Problem to work on:
What you return should be every record, retyped without a single change.

═══ Raw data ═══

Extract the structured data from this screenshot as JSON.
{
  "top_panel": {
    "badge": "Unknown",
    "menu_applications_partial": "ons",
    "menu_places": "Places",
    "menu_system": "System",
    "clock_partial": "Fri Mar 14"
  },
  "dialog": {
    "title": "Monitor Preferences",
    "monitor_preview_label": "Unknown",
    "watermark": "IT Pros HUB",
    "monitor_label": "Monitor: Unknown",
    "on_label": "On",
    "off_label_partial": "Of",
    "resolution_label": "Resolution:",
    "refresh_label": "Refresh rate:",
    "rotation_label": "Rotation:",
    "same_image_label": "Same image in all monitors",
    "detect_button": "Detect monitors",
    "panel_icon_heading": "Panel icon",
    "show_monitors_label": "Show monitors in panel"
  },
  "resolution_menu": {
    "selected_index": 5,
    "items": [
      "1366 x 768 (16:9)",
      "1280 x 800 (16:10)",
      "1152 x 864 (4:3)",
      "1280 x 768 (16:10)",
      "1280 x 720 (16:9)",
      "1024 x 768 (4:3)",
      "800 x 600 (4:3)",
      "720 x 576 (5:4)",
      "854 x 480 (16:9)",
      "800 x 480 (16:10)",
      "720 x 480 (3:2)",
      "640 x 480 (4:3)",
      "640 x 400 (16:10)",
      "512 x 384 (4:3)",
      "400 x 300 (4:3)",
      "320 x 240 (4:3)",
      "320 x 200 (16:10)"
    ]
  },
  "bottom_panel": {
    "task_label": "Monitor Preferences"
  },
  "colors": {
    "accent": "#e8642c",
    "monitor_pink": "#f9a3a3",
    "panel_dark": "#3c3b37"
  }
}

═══

Answer to this problem:
Extract the structured data from this screenshot as JSON.
{
  "top_panel": {
    "badge": "Unknown",
    "menu_applications_partial": "ons",
    "menu_places": "Places",
    "menu_system": "System",
    "clock_partial": "Fri Mar 14"
  },
  "dialog": {
    "title": "Monitor Preferences",
    "monitor_preview_label": "Unknown",
    "watermark": "IT Pros HUB",
    "monitor_label": "Monitor: Unknown",
    "on_label": "On",
    "off_label_partial": "Of",
    "resolution_label": "Resolution:",
    "refresh_label": "Refresh rate:",
    "rotation_label": "Rotation:",
    "same_image_label": "Same image in all monitors",
    "detect_button": "Detect monitors",
    "panel_icon_heading": "Panel icon",
    "show_monitors_label": "Show monitors in panel"
  },
  "resolution_menu": {
    "selected_index": 5,
    "items": [
      "1366 x 768 (16:9)",
      "1280 x 800 (16:10)",
      "1152 x 864 (4:3)",
      "1280 x 768 (16:10)",
      "1280 x 720 (16:9)",
      "1024 x 768 (4:3)",
      "800 x 600 (4:3)",
      "720 x 576 (5:4)",
      "854 x 480 (16:9)",
      "800 x 480 (16:10)",
      "720 x 480 (3:2)",
      "640 x 480 (4:3)",
      "640 x 400 (16:10)",
      "512 x 384 (4:3)",
      "400 x 300 (4:3)",
      "320 x 240 (4:3)",
      "320 x 200 (16:10)"
    ]
  },
  "bottom_panel": {
    "task_label": "Monitor Preferences"
  },
  "colors": {
    "accent": "#e8642c",
    "monitor_pink": "#f9a3a3",
    "panel_dark": "#3c3b37"
  }
}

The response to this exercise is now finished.